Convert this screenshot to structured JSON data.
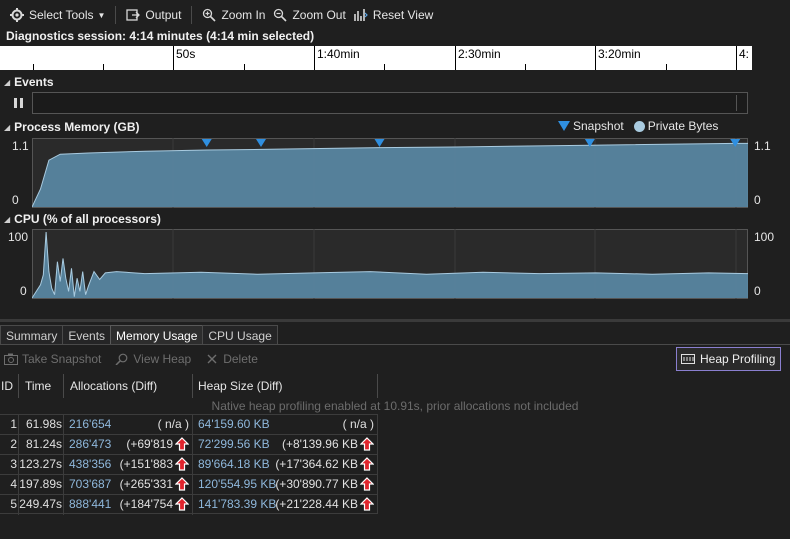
{
  "toolbar": {
    "select_tools": "Select Tools",
    "output": "Output",
    "zoom_in": "Zoom In",
    "zoom_out": "Zoom Out",
    "reset_view": "Reset View"
  },
  "session": {
    "text": "Diagnostics session: 4:14 minutes (4:14 min selected)"
  },
  "ruler": {
    "labels": [
      "50s",
      "1:40min",
      "2:30min",
      "3:20min",
      "4:"
    ]
  },
  "events": {
    "title": "Events"
  },
  "memory": {
    "title": "Process Memory (GB)",
    "legend_snapshot": "Snapshot",
    "legend_private": "Private Bytes",
    "y_max": "1.1",
    "y_min": "0"
  },
  "cpu": {
    "title": "CPU (% of all processors)",
    "y_max": "100",
    "y_min": "0"
  },
  "tabs": [
    "Summary",
    "Events",
    "Memory Usage",
    "CPU Usage"
  ],
  "actions": {
    "take_snapshot": "Take Snapshot",
    "view_heap": "View Heap",
    "delete": "Delete",
    "heap_profiling": "Heap Profiling"
  },
  "table": {
    "headers": {
      "id": "ID",
      "time": "Time",
      "allocations": "Allocations (Diff)",
      "heap": "Heap Size (Diff)"
    },
    "notice": "Native heap profiling enabled at 10.91s, prior allocations not included",
    "rows": [
      {
        "id": "1",
        "time": "61.98s",
        "alloc": "216'654",
        "alloc_diff": "( n/a )",
        "heap": "64'159.60 KB",
        "heap_diff": "( n/a )"
      },
      {
        "id": "2",
        "time": "81.24s",
        "alloc": "286'473",
        "alloc_diff": "(+69'819",
        "heap": "72'299.56 KB",
        "heap_diff": "(+8'139.96 KB"
      },
      {
        "id": "3",
        "time": "123.27s",
        "alloc": "438'356",
        "alloc_diff": "(+151'883",
        "heap": "89'664.18 KB",
        "heap_diff": "(+17'364.62 KB"
      },
      {
        "id": "4",
        "time": "197.89s",
        "alloc": "703'687",
        "alloc_diff": "(+265'331",
        "heap": "120'554.95 KB",
        "heap_diff": "(+30'890.77 KB"
      },
      {
        "id": "5",
        "time": "249.47s",
        "alloc": "888'441",
        "alloc_diff": "(+184'754",
        "heap": "141'783.39 KB",
        "heap_diff": "(+21'228.44 KB"
      }
    ]
  },
  "colors": {
    "accent": "#2f8fe0",
    "chart_fill": "#5a8aa6",
    "chart_line": "#a9cbe0",
    "up_arrow": "#e0242c"
  },
  "chart_data": [
    {
      "type": "area",
      "title": "Process Memory (GB)",
      "ylim": [
        0,
        1.1
      ],
      "x": [
        0,
        3,
        6,
        10,
        20,
        40,
        61.98,
        81.24,
        123.27,
        150,
        197.89,
        249.47,
        254
      ],
      "values": [
        0,
        0.3,
        0.78,
        0.88,
        0.9,
        0.93,
        0.95,
        0.96,
        0.99,
        1.0,
        1.03,
        1.06,
        1.06
      ],
      "snapshots": [
        61.98,
        81.24,
        123.27,
        197.89,
        249.47
      ]
    },
    {
      "type": "area",
      "title": "CPU (% of all processors)",
      "ylim": [
        0,
        100
      ],
      "x": [
        0,
        3,
        4,
        5,
        6,
        7,
        8,
        9,
        10,
        11,
        12,
        13,
        14,
        15,
        16,
        17,
        18,
        19,
        20,
        22,
        24,
        26,
        30,
        40,
        60,
        80,
        100,
        120,
        140,
        160,
        180,
        200,
        220,
        240,
        254
      ],
      "values": [
        0,
        20,
        35,
        100,
        40,
        15,
        5,
        55,
        25,
        60,
        30,
        10,
        45,
        2,
        30,
        10,
        40,
        5,
        18,
        40,
        28,
        38,
        40,
        37,
        39,
        36,
        38,
        40,
        36,
        39,
        37,
        38,
        36,
        38,
        37
      ]
    }
  ]
}
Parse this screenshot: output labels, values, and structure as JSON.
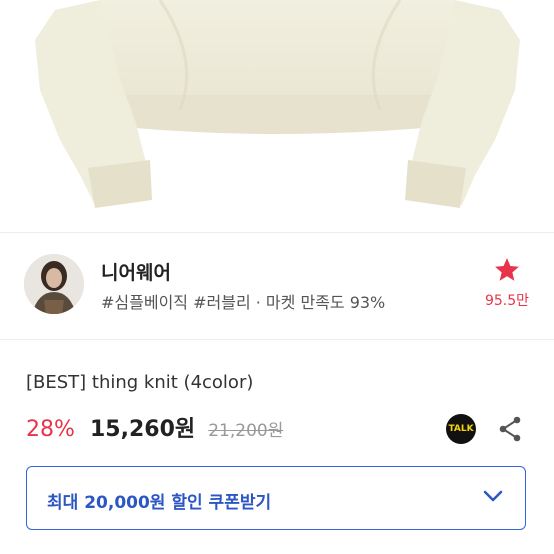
{
  "shop": {
    "name": "니어웨어",
    "tags": "#심플베이직 #러블리 · 마켓 만족도 93%",
    "likes": "95.5만",
    "like_icon": "star-icon"
  },
  "product": {
    "title": "[BEST] thing knit (4color)",
    "discount": "28%",
    "price": "15,260원",
    "original_price": "21,200원"
  },
  "actions": {
    "talk_label": "TALK"
  },
  "coupon": {
    "label": "최대 20,000원 할인 쿠폰받기"
  },
  "colors": {
    "accent_red": "#e8344a",
    "coupon_blue": "#3667d8",
    "talk_yellow": "#f6d40a"
  }
}
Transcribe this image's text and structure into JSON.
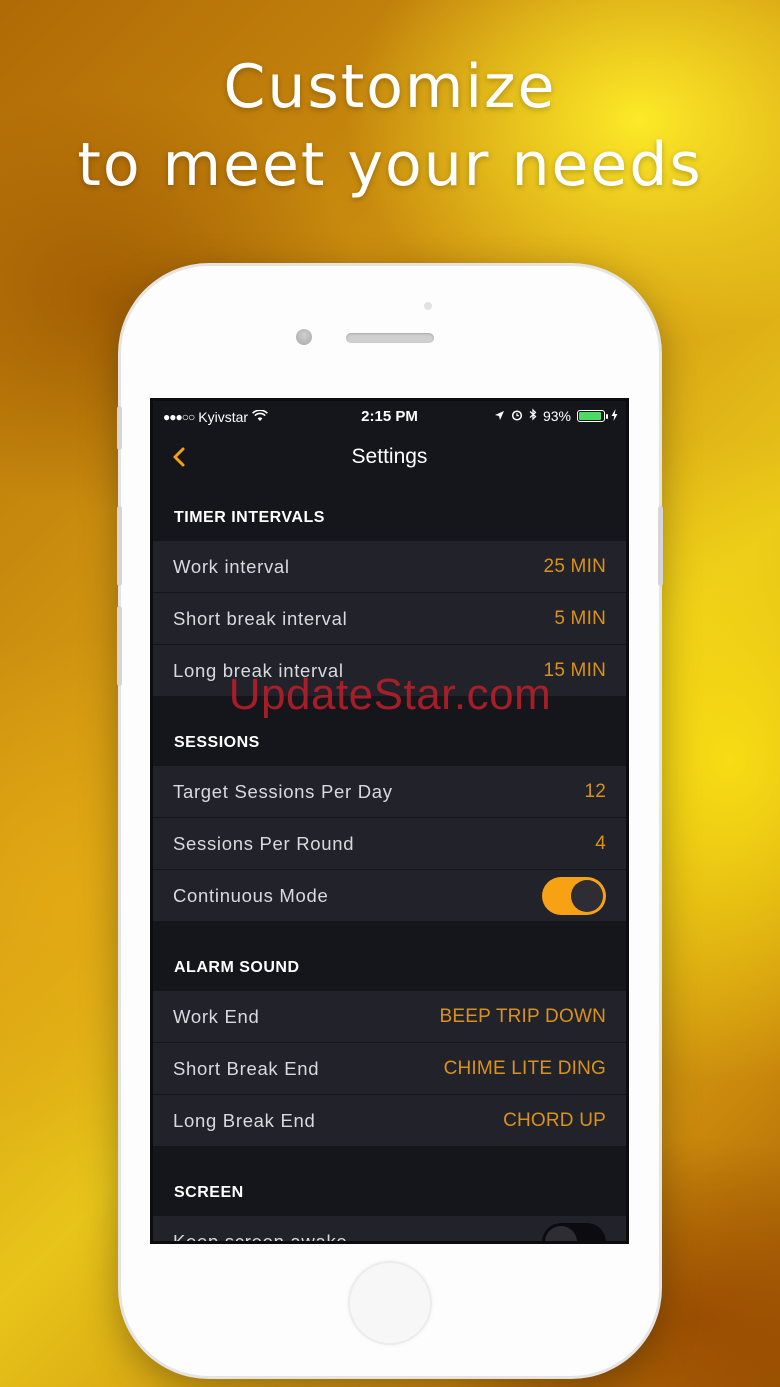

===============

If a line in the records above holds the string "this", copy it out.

Convert this screenshot to structured JSON data.
Parse this screenshot: output labels, values, and structure as JSON.
Transcribe this image's text and structure into JSON.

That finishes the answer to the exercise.